It would not be much of an exaggeration to say that throughout the ages since the Reformation Luther has tended to be viewed primarily as the harbinger of an entirely new form of Christianity, standing in radical discontinuity with all preceding Christian tradition. On the standard reading, Luther “was haunted by a question for which traditional catholic Christianity could provide no answers.” This standard narrative posits that Luther’s primary problem – for which the church dividing Reformation was the inevitable answer – “was a deep sense of the inauthenticity of our works before God; thus Luther could find no lasting peace in the edifice of catholic faith and practice, organized as it was around sacramental practice, dogmatic faith, and mystical aspiration”. Thus, on the standard reading, what precipitated the Reformation for Luther was a virtually complete revolution in the very concept of Christianity itself. It is purported that in Luther we find instantiated a new form of Christianity that came to characterize protestant modernity. Friedrich Schleiermacher, the great saint of liberal Protestantism described the matter thusly,
In so far as the Reformation was not simply a purification and reaction from abuses which had crept in, but was the origination of a distinctive form of Christian communion, the antithesis between Protestantism and Catholicism may be provisionally conceived thus: the former makes the individual’s relation to the Church dependent on his relationship to Christ, while the latter makes the individual’s relation to Christ depended on his relation to the Church.
Such notions, which Schleiermacher refrains from pushing back into the intentions and actions of the Reformers themselves have come to be a rather common sensibility among both Protestants and Catholics in regard to what was really going on with Luther and the Reformation. This has unfortunately come to be a rather common ecumenical sentiment as well, leading to an unfortunate conundrum for discussing the ecumenical implications of Luther’s theology. Joseph Ratzinger (now Pope Benedict XVI) reflects the standard narrative of Luther and Protestantism in his argument that,
…according to Luther, the church can neither assume the certain guarantee for personal salvation nor decide definitely and compellingly on matters (that is, the content) of faith. On the other hand, to the Catholic, the church is central to the act of faith itself: only by communal belief do I partake of the certainty on which I can base my life. This corresponds to the Catholic view that church and Scripture are inseparable while, in Luther, Scripture becomes an independent measure of church and tradition. This in turn raises the question of the canonicity and the unity of Scripture.
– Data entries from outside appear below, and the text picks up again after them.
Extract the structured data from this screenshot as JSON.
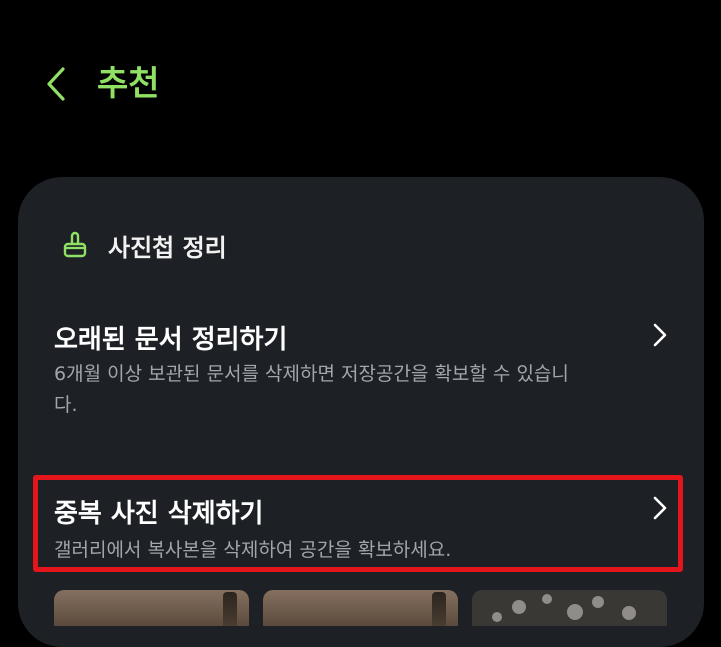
{
  "header": {
    "title": "추천",
    "back_icon": "chevron-left-icon",
    "accent_color": "#8fe063"
  },
  "card": {
    "section": {
      "title": "사진첩 정리",
      "icon": "brush-icon"
    },
    "items": [
      {
        "title": "오래된 문서 정리하기",
        "description": "6개월 이상 보관된 문서를 삭제하면 저장공간을 확보할 수 있습니다.",
        "icon": "chevron-right-icon"
      },
      {
        "title": "중복 사진 삭제하기",
        "description": "갤러리에서 복사본을 삭제하여 공간을 확보하세요.",
        "icon": "chevron-right-icon",
        "highlighted": true
      }
    ],
    "thumbnails": [
      "photo-thumbnail",
      "photo-thumbnail",
      "photo-thumbnail"
    ]
  },
  "colors": {
    "background": "#000000",
    "card": "#1d2024",
    "highlight": "#e4161b",
    "secondary_text": "#a2a6ab"
  }
}
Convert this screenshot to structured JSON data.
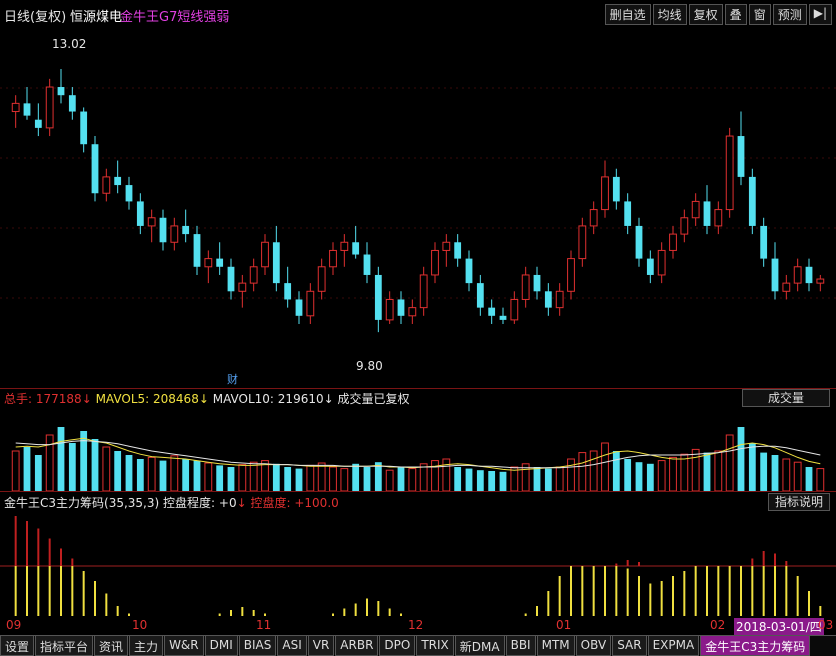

As David Yeago notes, such a reading of Luther over against his contemporary Catholic milieu renders the conflict between the Reformer and the Roman Catholic hierarchy as in effect a conflict between two “different religions.” Ecumenically, this way of telling Luther’s story is in fact “quite conservative in its effects, even though it presents Luther as a radical, because it functions as a legitimation of things as they are; it makes the present division of the church seem normal and inevitable to us.” Ironically enough both liberal Protestants and conservative Catholics find themselves attracted to the standard narration of Luther as some sort of proto-modern individualist, precisely because such a characterization allows us to avoid asking more difficult questions about what exactly Luther was really up to and whether or not those of us who stand in the tradition of the Reformation are in fact being faithful to the theological and ecclesial vision of the first Reformer.